WHAT TO PRODUCE: Look through the lines below for the word "viewers", and copy every line that has it.

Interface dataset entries
_____
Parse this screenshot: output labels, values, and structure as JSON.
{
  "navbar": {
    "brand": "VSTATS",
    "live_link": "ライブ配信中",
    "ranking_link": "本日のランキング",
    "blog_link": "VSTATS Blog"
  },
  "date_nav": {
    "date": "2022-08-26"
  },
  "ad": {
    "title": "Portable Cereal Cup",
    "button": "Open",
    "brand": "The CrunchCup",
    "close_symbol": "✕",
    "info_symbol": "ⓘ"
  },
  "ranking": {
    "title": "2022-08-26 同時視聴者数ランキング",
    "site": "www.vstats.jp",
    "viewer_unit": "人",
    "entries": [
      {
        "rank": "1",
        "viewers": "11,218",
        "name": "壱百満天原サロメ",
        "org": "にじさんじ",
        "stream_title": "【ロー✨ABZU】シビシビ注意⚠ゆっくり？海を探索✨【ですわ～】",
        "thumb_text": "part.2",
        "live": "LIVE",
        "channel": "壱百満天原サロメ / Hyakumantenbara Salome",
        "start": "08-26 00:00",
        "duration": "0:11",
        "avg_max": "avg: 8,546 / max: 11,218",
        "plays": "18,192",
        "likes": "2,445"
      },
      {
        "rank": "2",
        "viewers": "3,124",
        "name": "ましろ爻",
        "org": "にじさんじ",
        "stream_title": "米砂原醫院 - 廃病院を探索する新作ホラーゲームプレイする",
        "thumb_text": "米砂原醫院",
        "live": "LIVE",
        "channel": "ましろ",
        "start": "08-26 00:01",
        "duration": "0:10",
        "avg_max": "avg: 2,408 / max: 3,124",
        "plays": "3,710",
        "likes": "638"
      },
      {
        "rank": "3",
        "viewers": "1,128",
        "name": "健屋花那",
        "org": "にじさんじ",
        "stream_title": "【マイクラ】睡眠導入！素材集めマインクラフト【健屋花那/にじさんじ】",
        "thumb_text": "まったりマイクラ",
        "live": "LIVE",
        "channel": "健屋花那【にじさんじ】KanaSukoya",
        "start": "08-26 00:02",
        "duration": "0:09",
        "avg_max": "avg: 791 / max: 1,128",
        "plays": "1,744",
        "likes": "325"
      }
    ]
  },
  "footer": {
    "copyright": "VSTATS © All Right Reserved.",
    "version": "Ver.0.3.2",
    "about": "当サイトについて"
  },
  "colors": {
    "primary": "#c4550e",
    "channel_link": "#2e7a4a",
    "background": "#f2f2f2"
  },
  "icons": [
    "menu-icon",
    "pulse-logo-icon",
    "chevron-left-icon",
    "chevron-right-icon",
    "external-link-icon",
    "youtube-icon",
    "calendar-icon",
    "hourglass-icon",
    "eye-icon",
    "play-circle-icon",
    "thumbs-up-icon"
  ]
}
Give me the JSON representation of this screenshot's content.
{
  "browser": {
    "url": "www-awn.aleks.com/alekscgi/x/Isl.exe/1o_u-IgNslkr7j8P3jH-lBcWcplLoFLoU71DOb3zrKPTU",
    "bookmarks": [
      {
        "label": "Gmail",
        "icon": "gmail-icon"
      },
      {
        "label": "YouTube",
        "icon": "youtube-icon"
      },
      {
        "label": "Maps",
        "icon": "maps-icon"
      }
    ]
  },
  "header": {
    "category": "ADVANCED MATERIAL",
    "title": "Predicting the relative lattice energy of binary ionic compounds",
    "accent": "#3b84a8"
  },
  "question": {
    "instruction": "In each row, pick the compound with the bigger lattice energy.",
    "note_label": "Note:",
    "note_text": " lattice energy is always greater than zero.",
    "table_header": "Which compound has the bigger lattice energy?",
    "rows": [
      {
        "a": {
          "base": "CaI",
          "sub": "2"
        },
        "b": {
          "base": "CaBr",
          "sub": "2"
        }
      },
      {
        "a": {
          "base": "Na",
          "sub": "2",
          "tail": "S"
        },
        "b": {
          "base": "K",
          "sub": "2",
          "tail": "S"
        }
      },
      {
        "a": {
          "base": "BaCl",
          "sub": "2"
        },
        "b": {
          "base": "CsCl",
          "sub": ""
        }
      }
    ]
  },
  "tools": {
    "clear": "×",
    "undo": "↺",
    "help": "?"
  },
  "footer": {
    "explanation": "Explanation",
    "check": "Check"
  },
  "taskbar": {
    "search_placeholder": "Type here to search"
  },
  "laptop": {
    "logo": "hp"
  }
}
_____
REPLY TO THE EXERCISE:
        "viewers": "11,218",
        "viewers": "3,124",
        "viewers": "1,128",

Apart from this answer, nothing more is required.